Well, yeah. The universe looks more like a vegetable, and the brain looks like a vegetable too, so it only makes sense that the universe looks like the brain. It's no surprise that the structure of a brain follows an already established common pattern, one that's found in this case in the universe and the internet.
However, two things being the same in structure is a long shot from having anything similar in their function. The basis of neural networks in the brain is ridiculously simple, and their artificial equivalent utilised in computer software like self-driving cars is even simpler. The big thing there is not the network itself, but the knowledge and information contained alongside their connections. It has taken hundreds of millions of years for that information to be accumulated in long and very complicated processes for you brain to become what it is. Similarly, training a car to drive on its own has taken decades, and that's not accounting for the enormous amount of training that it has undergone for a unit of time, and the giant repository of human know-how that's been incorporated in it.

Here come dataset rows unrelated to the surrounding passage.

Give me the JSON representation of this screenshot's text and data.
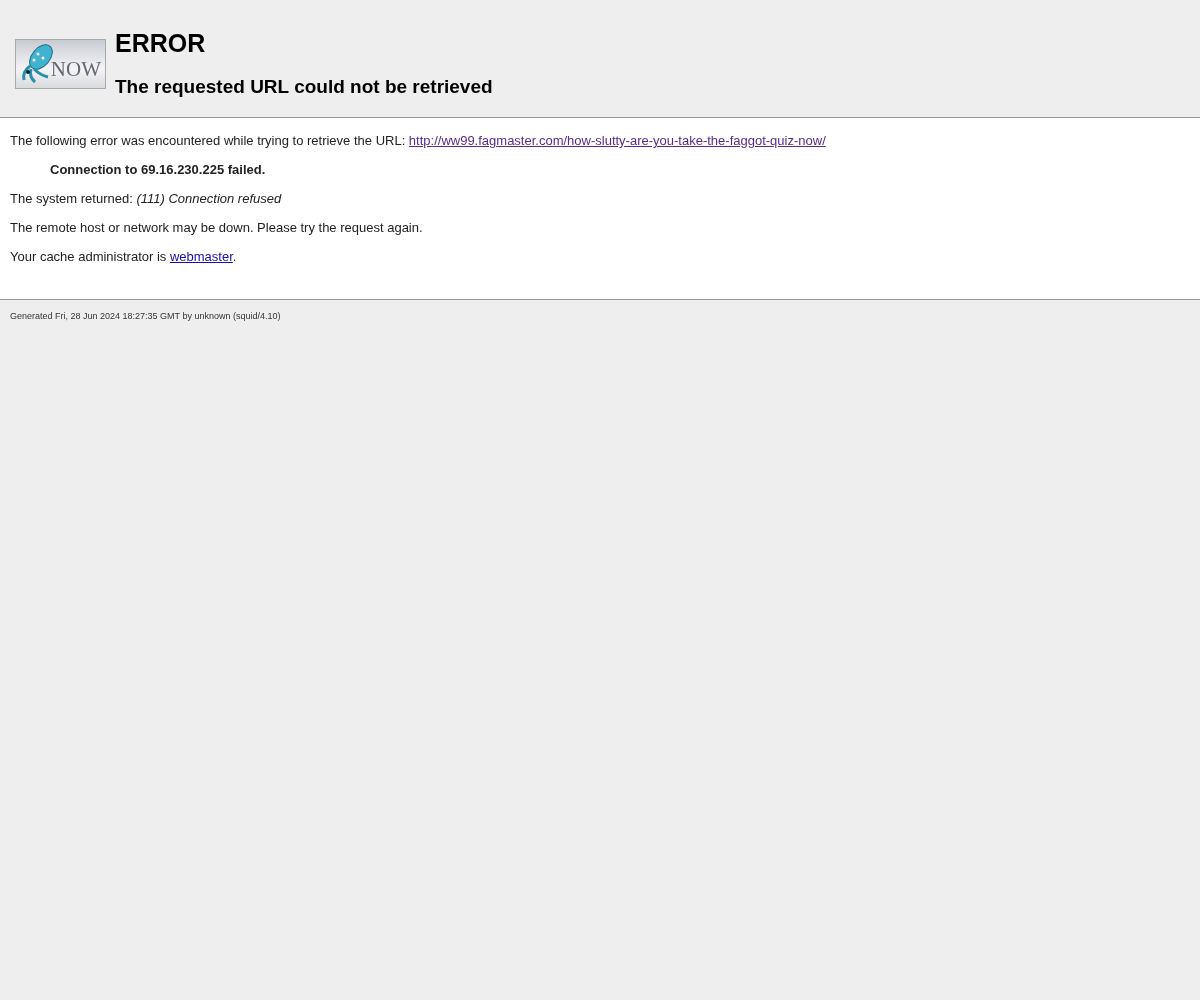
{
  "header": {
    "logo_text": "NOW",
    "title": "ERROR",
    "subtitle": "The requested URL could not be retrieved"
  },
  "content": {
    "intro": {
      "text": "The following error was encountered while trying to retrieve the URL: ",
      "url": "http://ww99.fagmaster.com/how-slutty-are-you-take-the-faggot-quiz-now/"
    },
    "error_detail": "Connection to 69.16.230.225 failed.",
    "system_returned": "The system returned: *(111) Connection refused*",
    "advice": "The remote host or network may be down. Please try the request again.",
    "admin": {
      "text": "Your cache administrator is ",
      "link": "webmaster",
      "after": "."
    }
  },
  "footer": "Generated Fri, 28 Jun 2024 18:27:35 GMT by unknown (squid/4.10)"
}
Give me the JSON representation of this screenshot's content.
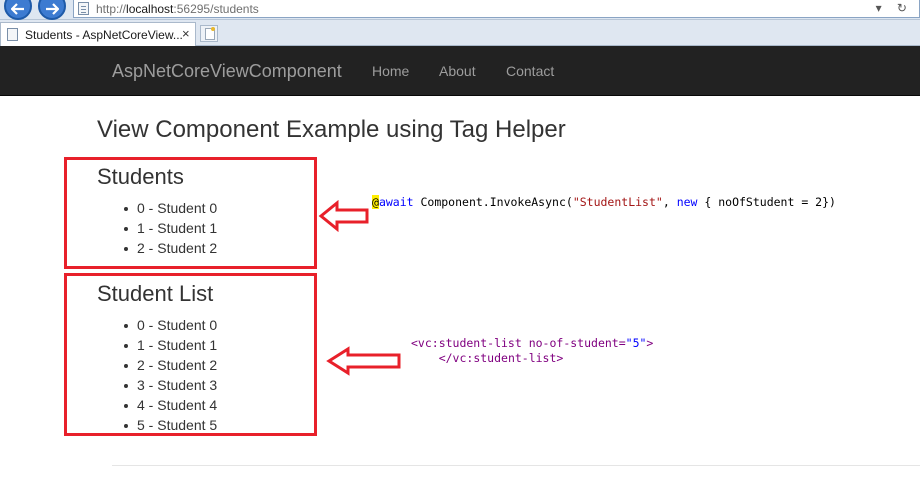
{
  "browser": {
    "url_prefix": "http://",
    "url_host": "localhost",
    "url_rest": ":56295/students",
    "tab_title": "Students - AspNetCoreView...",
    "tab_close": "×",
    "url_actions": "▾ ↻"
  },
  "navbar": {
    "brand": "AspNetCoreViewComponent",
    "links": [
      "Home",
      "About",
      "Contact"
    ]
  },
  "page": {
    "heading": "View Component Example using Tag Helper",
    "sections": [
      {
        "title": "Students",
        "items": [
          "0 - Student 0",
          "1 - Student 1",
          "2 - Student 2"
        ]
      },
      {
        "title": "Student List",
        "items": [
          "0 - Student 0",
          "1 - Student 1",
          "2 - Student 2",
          "3 - Student 3",
          "4 - Student 4",
          "5 - Student 5"
        ]
      }
    ]
  },
  "annotations": {
    "code_a": {
      "at": "@",
      "await": "await",
      "call": " Component.InvokeAsync(",
      "string": "\"StudentList\"",
      "comma": ", ",
      "new": "new",
      "rest": " { noOfStudent = 2})"
    },
    "code_b": {
      "open_tag": "<vc:student-list",
      "attr": " no-of-student=",
      "value": "\"5\"",
      "close_bracket": ">",
      "close_tag": "</vc:student-list>"
    },
    "box_color": "#e8202a"
  }
}
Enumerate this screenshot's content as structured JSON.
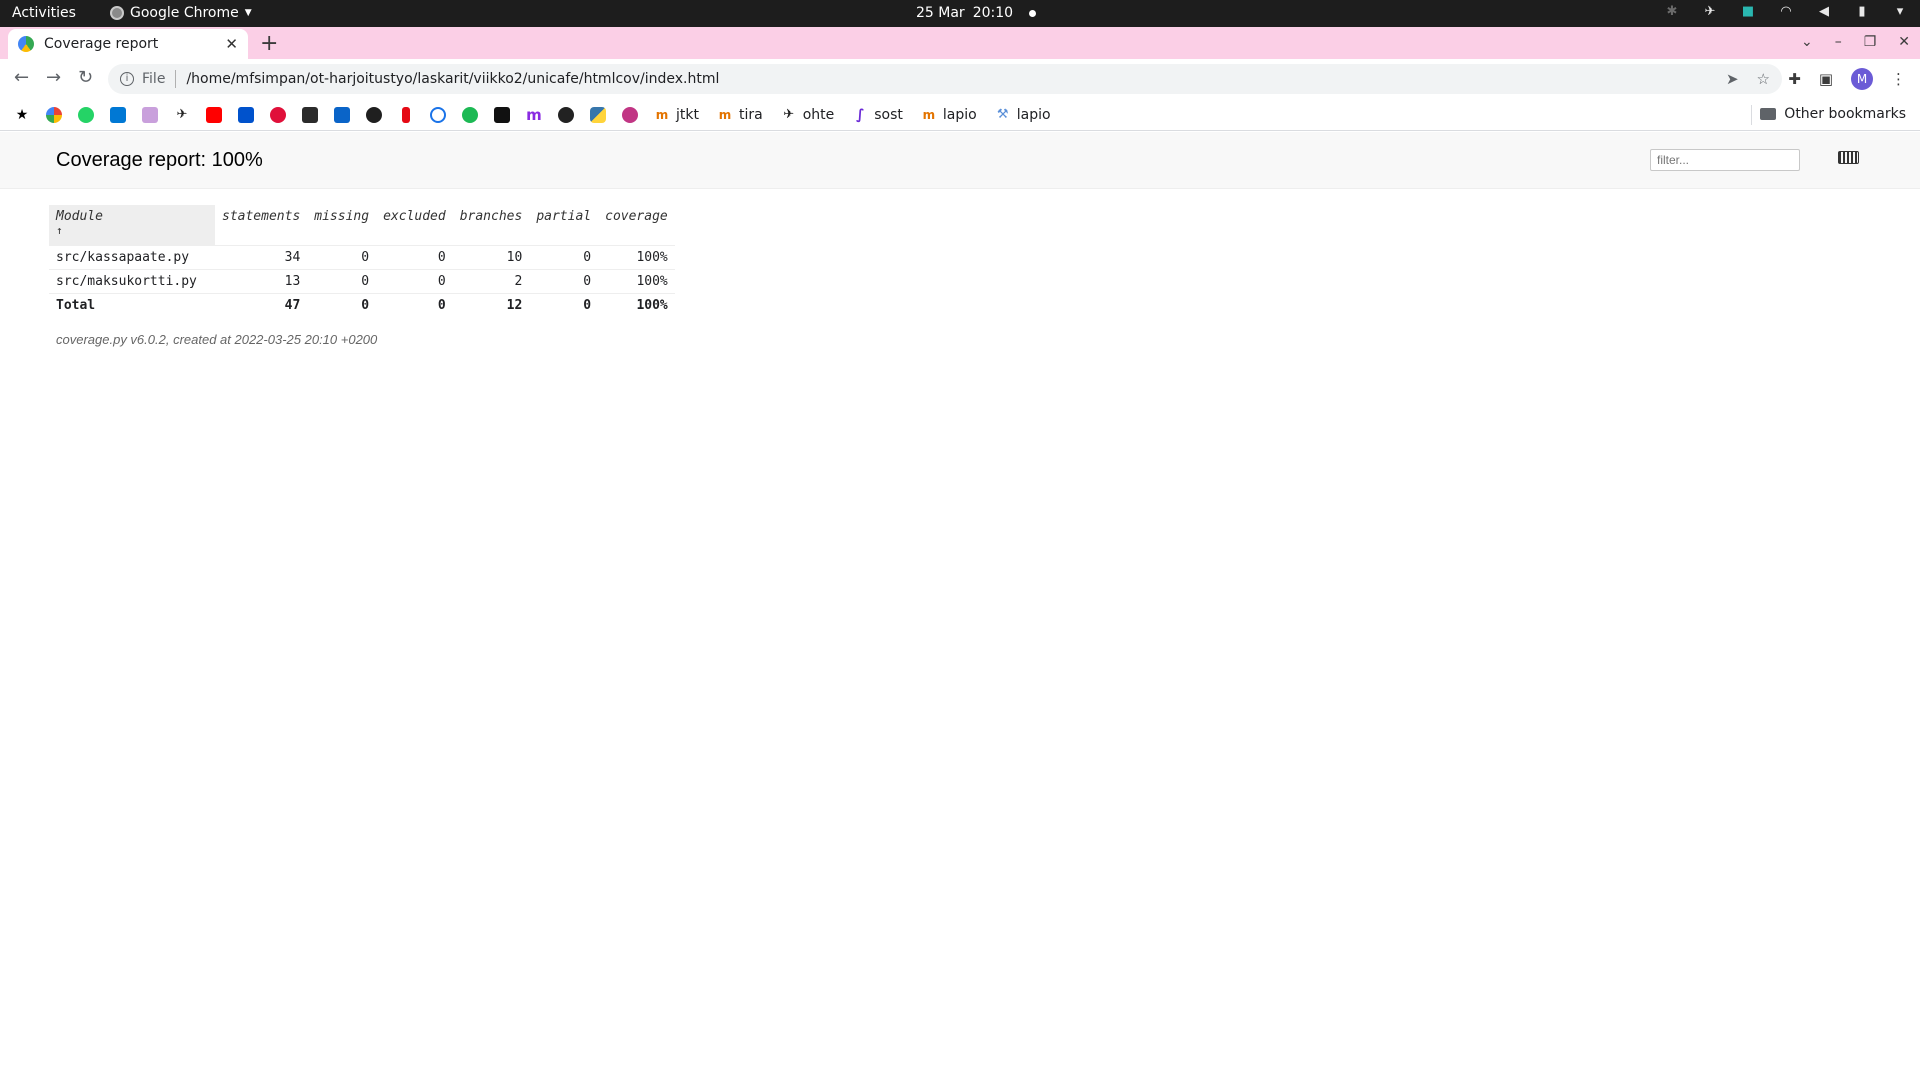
{
  "topbar": {
    "activities": "Activities",
    "app_name": "Google Chrome",
    "date": "25 Mar",
    "time": "20:10"
  },
  "browser": {
    "tab_title": "Coverage report",
    "address_scheme": "File",
    "address_url": "/home/mfsimpan/ot-harjoitustyo/laskarit/viikko2/unicafe/htmlcov/index.html",
    "avatar_letter": "M",
    "tabstrip_color": "#fbcfe6"
  },
  "bookmarks": {
    "icons": [
      "star-icon",
      "google-icon",
      "whatsapp-icon",
      "outlook-icon",
      "calendar-icon",
      "bird-icon",
      "youtube-icon",
      "trello-icon",
      "arrow-icon",
      "s-icon",
      "outlook2-icon",
      "xbox-icon",
      "netflix-icon",
      "circle-icon",
      "spotify-icon",
      "chart-icon",
      "m-icon",
      "github-icon",
      "python-icon",
      "messenger-icon"
    ],
    "labeled": [
      {
        "label": "jtkt"
      },
      {
        "label": "tira"
      },
      {
        "label": "ohte"
      },
      {
        "label": "sost"
      },
      {
        "label": "lapio"
      },
      {
        "label": "lapio"
      }
    ],
    "other": "Other bookmarks"
  },
  "report": {
    "title": "Coverage report: 100%",
    "filter_placeholder": "filter...",
    "columns": {
      "module": "Module",
      "sort_arrow": "↑",
      "statements": "statements",
      "missing": "missing",
      "excluded": "excluded",
      "branches": "branches",
      "partial": "partial",
      "coverage": "coverage"
    },
    "rows": [
      {
        "module": "src/kassapaate.py",
        "statements": "34",
        "missing": "0",
        "excluded": "0",
        "branches": "10",
        "partial": "0",
        "coverage": "100%"
      },
      {
        "module": "src/maksukortti.py",
        "statements": "13",
        "missing": "0",
        "excluded": "0",
        "branches": "2",
        "partial": "0",
        "coverage": "100%"
      }
    ],
    "total": {
      "module": "Total",
      "statements": "47",
      "missing": "0",
      "excluded": "0",
      "branches": "12",
      "partial": "0",
      "coverage": "100%"
    },
    "footer": "coverage.py v6.0.2, created at 2022-03-25 20:10 +0200"
  }
}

I think that while the brain was evolving, changes to structure were much more significant, so they were rarely favoured, so its structure remained a mostly random extension of something very simple with most changes happening on the substructural level. What's more, I suppose that having something significant in the structure would also reduce brain's flexibility and make it more difficult for a human-level intelligence to pop up. So maybe the simpler the better. That's why it's as simple as the universe, the internet and vegetables.
The universe never had those millions of years of learning – it has nothing to learn from, and the galactic processes are so slow that from its own viewpoint it's probably just a few hours if not minutes old. Not enough to learn something.